Top General Warns: African Al-Qaeda to 'Export' Violence to US
Top United States General Carter Ham urged a global fight against the Al-Qaeda terrorist group based in Africa on Wednesday, saying it could "export violence" to the West, AFP reported.
Ham, the head of the U.S. Africa Command, reaffirmed the suspicion that the Al-Qaeda in Islamic Maghreb (AQIM) was linked to the deadly September 11 attack on the American mission in Benghazi, which resulted in the murder of U.S. ambassador to Libya Christopher Stevens and three others.
"If we, the international community, don't find a way to help the Africans address this threat, it's going to worsen," he said.
"That network will become stronger and they will gain capability to export violence throughout a broader region (other) than Africa and certainly the high potential to export violence into Europe and to the USA," he added.
Ham said while the network did not pose an "imminent threat" on US soil, it did so for U.S. interests worldwide.
"That network has already killed four Americans," he said, referring to the Benghazi bombing.
"That to me says that there is an imminent threat,” he continued. “So that is why I think there's a degree of urgency to the international community finding a way to help the Africans address this problem."

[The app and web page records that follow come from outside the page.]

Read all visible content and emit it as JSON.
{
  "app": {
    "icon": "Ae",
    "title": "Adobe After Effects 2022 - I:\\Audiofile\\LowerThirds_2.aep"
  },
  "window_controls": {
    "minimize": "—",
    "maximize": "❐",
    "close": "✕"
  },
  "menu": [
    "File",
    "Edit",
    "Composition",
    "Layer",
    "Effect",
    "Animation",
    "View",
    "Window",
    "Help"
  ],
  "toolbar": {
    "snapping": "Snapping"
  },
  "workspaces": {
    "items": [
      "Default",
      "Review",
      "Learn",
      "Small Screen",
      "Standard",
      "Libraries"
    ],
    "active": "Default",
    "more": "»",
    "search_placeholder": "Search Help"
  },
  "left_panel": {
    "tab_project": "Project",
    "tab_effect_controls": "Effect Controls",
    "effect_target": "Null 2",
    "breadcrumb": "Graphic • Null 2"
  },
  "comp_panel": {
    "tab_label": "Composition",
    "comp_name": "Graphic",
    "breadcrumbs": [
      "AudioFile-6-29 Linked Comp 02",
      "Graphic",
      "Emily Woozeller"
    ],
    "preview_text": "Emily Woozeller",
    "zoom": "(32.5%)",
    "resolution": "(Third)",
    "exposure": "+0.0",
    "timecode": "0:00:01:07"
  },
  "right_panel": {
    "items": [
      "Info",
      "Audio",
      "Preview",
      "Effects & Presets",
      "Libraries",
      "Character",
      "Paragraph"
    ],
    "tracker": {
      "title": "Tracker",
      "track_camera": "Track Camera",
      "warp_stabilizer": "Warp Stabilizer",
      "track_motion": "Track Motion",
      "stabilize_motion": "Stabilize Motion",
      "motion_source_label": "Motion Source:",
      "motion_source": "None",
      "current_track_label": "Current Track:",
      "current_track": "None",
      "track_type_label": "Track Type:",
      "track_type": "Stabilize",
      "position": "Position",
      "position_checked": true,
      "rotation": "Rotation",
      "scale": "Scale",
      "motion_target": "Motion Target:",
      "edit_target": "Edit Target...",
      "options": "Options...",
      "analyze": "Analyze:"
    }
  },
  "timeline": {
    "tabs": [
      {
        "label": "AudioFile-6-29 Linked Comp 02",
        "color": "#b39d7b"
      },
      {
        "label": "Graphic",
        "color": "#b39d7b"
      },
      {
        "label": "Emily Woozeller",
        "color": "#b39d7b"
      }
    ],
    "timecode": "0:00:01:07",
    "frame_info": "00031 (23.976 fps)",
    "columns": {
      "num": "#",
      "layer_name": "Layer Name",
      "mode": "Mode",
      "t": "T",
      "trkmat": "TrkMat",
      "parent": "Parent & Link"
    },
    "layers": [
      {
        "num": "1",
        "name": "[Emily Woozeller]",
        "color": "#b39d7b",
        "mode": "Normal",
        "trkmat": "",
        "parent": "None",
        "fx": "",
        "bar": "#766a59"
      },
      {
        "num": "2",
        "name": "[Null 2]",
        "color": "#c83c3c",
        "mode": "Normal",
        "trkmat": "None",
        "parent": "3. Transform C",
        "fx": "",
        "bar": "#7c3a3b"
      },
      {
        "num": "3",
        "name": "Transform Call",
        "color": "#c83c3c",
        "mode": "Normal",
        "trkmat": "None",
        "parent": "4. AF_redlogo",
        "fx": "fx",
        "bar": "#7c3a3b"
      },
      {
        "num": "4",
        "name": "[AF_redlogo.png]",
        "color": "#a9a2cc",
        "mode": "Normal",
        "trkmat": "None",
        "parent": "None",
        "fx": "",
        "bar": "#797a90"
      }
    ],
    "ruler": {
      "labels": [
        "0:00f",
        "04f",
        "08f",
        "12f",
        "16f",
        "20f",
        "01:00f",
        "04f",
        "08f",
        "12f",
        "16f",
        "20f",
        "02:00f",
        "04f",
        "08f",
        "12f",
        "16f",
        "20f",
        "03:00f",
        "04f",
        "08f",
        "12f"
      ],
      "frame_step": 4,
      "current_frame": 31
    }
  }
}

Ham also discussed African and international efforts toward a possible military intervention in northern Mali, which is controlled by AQIM and other terrorist groups.